Work instructions:
For the entries below, state how many lines include the string "JSON", and write nothing besides that number.

Records supplied:
+ + + + + + +

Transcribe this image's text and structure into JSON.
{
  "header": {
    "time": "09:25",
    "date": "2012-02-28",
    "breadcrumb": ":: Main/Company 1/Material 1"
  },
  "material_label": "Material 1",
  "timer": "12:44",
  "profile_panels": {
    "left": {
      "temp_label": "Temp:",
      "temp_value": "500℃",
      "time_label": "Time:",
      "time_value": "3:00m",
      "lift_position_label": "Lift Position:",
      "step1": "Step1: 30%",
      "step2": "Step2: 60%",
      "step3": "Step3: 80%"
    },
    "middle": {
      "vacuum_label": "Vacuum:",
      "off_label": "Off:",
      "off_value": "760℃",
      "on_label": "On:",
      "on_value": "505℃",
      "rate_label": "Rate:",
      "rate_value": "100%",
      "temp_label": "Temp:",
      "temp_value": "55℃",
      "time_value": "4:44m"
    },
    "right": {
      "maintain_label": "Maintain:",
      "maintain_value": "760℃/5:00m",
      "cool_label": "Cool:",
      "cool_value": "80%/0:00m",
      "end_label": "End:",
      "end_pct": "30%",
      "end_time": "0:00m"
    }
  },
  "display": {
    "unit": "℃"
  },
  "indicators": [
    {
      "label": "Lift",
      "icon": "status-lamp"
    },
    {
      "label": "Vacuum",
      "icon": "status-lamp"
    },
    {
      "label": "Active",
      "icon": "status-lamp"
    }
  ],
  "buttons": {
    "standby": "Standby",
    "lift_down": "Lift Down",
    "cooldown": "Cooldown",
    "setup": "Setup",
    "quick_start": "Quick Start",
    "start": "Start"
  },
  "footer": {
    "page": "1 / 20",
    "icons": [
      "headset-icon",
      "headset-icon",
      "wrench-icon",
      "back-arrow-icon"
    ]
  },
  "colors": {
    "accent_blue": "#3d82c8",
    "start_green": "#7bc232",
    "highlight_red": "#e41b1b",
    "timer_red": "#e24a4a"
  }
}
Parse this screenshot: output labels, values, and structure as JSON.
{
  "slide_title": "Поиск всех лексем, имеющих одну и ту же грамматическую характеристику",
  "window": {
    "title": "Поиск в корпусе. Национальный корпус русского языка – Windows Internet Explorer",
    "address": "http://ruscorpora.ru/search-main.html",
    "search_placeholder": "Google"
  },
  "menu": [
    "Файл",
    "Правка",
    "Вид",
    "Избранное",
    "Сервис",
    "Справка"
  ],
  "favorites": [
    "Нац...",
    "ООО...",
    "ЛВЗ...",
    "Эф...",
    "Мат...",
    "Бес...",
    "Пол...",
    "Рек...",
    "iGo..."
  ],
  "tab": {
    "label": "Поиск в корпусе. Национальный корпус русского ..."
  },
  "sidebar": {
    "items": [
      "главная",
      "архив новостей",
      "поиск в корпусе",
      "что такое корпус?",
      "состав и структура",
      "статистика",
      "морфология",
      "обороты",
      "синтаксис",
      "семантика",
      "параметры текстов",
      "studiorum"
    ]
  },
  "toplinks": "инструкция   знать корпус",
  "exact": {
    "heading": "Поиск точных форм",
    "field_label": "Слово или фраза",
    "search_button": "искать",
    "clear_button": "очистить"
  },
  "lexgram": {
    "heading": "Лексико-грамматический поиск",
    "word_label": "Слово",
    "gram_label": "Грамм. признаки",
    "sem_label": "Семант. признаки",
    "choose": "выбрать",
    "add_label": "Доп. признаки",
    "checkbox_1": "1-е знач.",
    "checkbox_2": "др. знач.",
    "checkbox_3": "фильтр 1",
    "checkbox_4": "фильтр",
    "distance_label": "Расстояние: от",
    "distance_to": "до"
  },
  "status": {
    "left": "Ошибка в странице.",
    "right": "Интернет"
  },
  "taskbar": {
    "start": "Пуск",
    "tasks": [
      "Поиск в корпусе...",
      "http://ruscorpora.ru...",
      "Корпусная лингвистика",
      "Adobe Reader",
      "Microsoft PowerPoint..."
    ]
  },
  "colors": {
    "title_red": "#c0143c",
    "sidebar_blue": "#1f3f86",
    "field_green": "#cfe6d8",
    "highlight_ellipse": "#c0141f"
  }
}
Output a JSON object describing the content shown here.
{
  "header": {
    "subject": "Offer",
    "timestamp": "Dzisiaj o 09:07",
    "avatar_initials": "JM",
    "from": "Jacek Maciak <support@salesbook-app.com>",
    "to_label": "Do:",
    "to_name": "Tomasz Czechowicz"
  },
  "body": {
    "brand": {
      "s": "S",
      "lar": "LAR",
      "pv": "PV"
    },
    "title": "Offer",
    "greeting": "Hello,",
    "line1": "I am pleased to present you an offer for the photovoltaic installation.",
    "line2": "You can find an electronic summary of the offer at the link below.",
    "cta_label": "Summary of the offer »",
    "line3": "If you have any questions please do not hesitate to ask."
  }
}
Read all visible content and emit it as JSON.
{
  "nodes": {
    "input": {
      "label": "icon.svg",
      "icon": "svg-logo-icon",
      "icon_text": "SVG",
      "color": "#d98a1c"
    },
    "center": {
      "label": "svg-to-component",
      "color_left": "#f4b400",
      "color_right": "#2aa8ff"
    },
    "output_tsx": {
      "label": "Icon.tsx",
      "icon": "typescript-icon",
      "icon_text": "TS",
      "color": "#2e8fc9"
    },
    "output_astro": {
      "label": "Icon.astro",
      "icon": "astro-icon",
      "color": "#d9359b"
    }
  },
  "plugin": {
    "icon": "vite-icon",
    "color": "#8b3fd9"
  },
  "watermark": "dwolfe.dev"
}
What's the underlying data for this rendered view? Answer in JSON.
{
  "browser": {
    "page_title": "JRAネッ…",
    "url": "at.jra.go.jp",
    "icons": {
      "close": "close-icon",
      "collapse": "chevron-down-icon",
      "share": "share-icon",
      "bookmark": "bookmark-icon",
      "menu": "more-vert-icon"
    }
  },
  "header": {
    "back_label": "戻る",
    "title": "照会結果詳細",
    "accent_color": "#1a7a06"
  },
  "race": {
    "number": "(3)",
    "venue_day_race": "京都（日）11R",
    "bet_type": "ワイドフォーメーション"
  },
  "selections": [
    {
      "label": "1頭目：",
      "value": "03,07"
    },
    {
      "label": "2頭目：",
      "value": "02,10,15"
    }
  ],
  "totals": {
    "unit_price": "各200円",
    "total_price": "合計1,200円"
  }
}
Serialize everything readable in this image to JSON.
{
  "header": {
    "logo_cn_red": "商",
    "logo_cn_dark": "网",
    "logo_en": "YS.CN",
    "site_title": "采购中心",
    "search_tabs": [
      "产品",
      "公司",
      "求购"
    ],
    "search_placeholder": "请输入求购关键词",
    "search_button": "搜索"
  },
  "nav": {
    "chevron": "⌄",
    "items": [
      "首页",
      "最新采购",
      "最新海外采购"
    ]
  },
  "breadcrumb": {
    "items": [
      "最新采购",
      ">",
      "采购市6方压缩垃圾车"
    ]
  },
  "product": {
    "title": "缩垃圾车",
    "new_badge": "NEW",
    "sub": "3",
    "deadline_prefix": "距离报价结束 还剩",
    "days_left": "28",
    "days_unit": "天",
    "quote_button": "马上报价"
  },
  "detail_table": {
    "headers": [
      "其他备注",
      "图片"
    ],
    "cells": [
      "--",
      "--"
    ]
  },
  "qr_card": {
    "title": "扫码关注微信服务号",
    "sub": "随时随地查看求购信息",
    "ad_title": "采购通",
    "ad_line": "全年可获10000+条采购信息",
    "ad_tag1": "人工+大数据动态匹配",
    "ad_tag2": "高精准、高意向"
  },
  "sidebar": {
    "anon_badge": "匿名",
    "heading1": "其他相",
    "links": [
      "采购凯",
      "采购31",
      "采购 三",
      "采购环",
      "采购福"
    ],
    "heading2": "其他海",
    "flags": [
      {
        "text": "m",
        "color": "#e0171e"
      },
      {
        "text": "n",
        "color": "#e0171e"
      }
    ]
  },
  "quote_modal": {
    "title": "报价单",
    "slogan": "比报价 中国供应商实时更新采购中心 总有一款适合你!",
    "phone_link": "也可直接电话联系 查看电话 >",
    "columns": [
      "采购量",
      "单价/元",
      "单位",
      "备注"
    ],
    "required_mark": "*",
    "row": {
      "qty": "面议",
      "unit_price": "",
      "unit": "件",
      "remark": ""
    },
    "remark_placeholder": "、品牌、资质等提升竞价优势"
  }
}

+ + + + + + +

Solution to this task:
6